*WORK REQUIRED*:
Copy every entry below, exactly and in full.
--- LISTED ENTRIES Enclosed Below ---
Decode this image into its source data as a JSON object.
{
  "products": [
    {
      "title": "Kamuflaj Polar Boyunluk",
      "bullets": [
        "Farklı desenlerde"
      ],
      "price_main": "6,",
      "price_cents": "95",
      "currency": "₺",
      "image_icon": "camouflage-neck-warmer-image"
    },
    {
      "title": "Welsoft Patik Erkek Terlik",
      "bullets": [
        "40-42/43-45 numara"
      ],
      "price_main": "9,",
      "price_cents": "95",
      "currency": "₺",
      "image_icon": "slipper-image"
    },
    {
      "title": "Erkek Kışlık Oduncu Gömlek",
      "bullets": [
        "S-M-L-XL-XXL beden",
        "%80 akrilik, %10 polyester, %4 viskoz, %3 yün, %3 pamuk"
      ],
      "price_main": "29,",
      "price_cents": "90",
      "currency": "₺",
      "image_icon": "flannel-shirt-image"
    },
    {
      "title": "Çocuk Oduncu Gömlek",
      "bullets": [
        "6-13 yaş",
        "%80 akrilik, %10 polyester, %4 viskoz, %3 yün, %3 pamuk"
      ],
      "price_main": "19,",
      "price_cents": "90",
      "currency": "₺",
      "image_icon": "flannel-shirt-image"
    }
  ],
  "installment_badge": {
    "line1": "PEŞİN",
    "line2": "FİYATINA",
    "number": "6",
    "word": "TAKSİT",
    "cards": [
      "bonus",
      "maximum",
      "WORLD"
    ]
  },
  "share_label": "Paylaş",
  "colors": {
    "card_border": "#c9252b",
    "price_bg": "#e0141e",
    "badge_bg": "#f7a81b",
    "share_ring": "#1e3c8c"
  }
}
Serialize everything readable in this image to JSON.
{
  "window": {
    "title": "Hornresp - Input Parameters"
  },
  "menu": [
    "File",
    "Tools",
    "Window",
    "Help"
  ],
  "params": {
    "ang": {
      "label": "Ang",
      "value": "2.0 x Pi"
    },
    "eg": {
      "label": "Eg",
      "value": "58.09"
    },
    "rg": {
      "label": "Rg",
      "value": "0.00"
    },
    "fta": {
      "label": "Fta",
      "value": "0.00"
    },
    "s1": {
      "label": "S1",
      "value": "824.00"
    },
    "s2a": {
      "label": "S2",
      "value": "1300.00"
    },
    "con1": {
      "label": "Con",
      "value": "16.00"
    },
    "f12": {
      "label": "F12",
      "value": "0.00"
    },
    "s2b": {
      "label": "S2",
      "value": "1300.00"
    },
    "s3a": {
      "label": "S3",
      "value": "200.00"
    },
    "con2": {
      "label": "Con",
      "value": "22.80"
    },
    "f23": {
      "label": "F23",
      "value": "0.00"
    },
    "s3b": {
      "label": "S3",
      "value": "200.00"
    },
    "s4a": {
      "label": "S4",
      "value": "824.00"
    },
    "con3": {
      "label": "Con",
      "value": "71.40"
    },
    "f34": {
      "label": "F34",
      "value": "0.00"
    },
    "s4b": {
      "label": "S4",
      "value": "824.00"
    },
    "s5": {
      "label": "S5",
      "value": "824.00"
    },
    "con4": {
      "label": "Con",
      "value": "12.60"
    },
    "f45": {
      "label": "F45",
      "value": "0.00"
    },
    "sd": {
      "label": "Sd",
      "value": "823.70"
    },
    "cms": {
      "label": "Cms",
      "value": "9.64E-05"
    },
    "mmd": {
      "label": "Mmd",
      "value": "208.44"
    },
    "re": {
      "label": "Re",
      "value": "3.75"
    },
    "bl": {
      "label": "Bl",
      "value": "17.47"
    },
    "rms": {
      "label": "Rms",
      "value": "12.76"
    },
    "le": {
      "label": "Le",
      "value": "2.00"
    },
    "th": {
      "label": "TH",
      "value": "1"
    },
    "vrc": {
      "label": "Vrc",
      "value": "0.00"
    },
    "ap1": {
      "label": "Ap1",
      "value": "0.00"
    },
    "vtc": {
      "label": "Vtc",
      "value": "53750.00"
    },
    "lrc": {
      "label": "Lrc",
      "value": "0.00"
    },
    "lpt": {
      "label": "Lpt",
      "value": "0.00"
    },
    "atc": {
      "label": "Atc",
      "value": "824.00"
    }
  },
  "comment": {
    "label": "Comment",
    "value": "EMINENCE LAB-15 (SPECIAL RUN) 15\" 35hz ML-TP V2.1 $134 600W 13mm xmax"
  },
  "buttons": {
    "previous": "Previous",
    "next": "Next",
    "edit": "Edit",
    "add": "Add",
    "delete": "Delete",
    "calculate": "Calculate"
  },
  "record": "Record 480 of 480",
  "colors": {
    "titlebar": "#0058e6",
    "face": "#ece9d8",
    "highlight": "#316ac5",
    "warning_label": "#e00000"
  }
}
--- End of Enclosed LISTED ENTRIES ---
*WRITTEN SOLUTION*:
Decode this image into its source data as a JSON object.
{
  "products": [
    {
      "title": "Kamuflaj Polar Boyunluk",
      "bullets": [
        "Farklı desenlerde"
      ],
      "price_main": "6,",
      "price_cents": "95",
      "currency": "₺",
      "image_icon": "camouflage-neck-warmer-image"
    },
    {
      "title": "Welsoft Patik Erkek Terlik",
      "bullets": [
        "40-42/43-45 numara"
      ],
      "price_main": "9,",
      "price_cents": "95",
      "currency": "₺",
      "image_icon": "slipper-image"
    },
    {
      "title": "Erkek Kışlık Oduncu Gömlek",
      "bullets": [
        "S-M-L-XL-XXL beden",
        "%80 akrilik, %10 polyester, %4 viskoz, %3 yün, %3 pamuk"
      ],
      "price_main": "29,",
      "price_cents": "90",
      "currency": "₺",
      "image_icon": "flannel-shirt-image"
    },
    {
      "title": "Çocuk Oduncu Gömlek",
      "bullets": [
        "6-13 yaş",
        "%80 akrilik, %10 polyester, %4 viskoz, %3 yün, %3 pamuk"
      ],
      "price_main": "19,",
      "price_cents": "90",
      "currency": "₺",
      "image_icon": "flannel-shirt-image"
    }
  ],
  "installment_badge": {
    "line1": "PEŞİN",
    "line2": "FİYATINA",
    "number": "6",
    "word": "TAKSİT",
    "cards": [
      "bonus",
      "maximum",
      "WORLD"
    ]
  },
  "share_label": "Paylaş",
  "colors": {
    "card_border": "#c9252b",
    "price_bg": "#e0141e",
    "badge_bg": "#f7a81b",
    "share_ring": "#1e3c8c"
  }
}
Serialize everything readable in this image to JSON.
{
  "window": {
    "title": "Hornresp - Input Parameters"
  },
  "menu": [
    "File",
    "Tools",
    "Window",
    "Help"
  ],
  "params": {
    "ang": {
      "label": "Ang",
      "value": "2.0 x Pi"
    },
    "eg": {
      "label": "Eg",
      "value": "58.09"
    },
    "rg": {
      "label": "Rg",
      "value": "0.00"
    },
    "fta": {
      "label": "Fta",
      "value": "0.00"
    },
    "s1": {
      "label": "S1",
      "value": "824.00"
    },
    "s2a": {
      "label": "S2",
      "value": "1300.00"
    },
    "con1": {
      "label": "Con",
      "value": "16.00"
    },
    "f12": {
      "label": "F12",
      "value": "0.00"
    },
    "s2b": {
      "label": "S2",
      "value": "1300.00"
    },
    "s3a": {
      "label": "S3",
      "value": "200.00"
    },
    "con2": {
      "label": "Con",
      "value": "22.80"
    },
    "f23": {
      "label": "F23",
      "value": "0.00"
    },
    "s3b": {
      "label": "S3",
      "value": "200.00"
    },
    "s4a": {
      "label": "S4",
      "value": "824.00"
    },
    "con3": {
      "label": "Con",
      "value": "71.40"
    },
    "f34": {
      "label": "F34",
      "value": "0.00"
    },
    "s4b": {
      "label": "S4",
      "value": "824.00"
    },
    "s5": {
      "label": "S5",
      "value": "824.00"
    },
    "con4": {
      "label": "Con",
      "value": "12.60"
    },
    "f45": {
      "label": "F45",
      "value": "0.00"
    },
    "sd": {
      "label": "Sd",
      "value": "823.70"
    },
    "cms": {
      "label": "Cms",
      "value": "9.64E-05"
    },
    "mmd": {
      "label": "Mmd",
      "value": "208.44"
    },
    "re": {
      "label": "Re",
      "value": "3.75"
    },
    "bl": {
      "label": "Bl",
      "value": "17.47"
    },
    "rms": {
      "label": "Rms",
      "value": "12.76"
    },
    "le": {
      "label": "Le",
      "value": "2.00"
    },
    "th": {
      "label": "TH",
      "value": "1"
    },
    "vrc": {
      "label": "Vrc",
      "value": "0.00"
    },
    "ap1": {
      "label": "Ap1",
      "value": "0.00"
    },
    "vtc": {
      "label": "Vtc",
      "value": "53750.00"
    },
    "lrc": {
      "label": "Lrc",
      "value": "0.00"
    },
    "lpt": {
      "label": "Lpt",
      "value": "0.00"
    },
    "atc": {
      "label": "Atc",
      "value": "824.00"
    }
  },
  "comment": {
    "label": "Comment",
    "value": "EMINENCE LAB-15 (SPECIAL RUN) 15\" 35hz ML-TP V2.1 $134 600W 13mm xmax"
  },
  "buttons": {
    "previous": "Previous",
    "next": "Next",
    "edit": "Edit",
    "add": "Add",
    "delete": "Delete",
    "calculate": "Calculate"
  },
  "record": "Record 480 of 480",
  "colors": {
    "titlebar": "#0058e6",
    "face": "#ece9d8",
    "highlight": "#316ac5",
    "warning_label": "#e00000"
  }
}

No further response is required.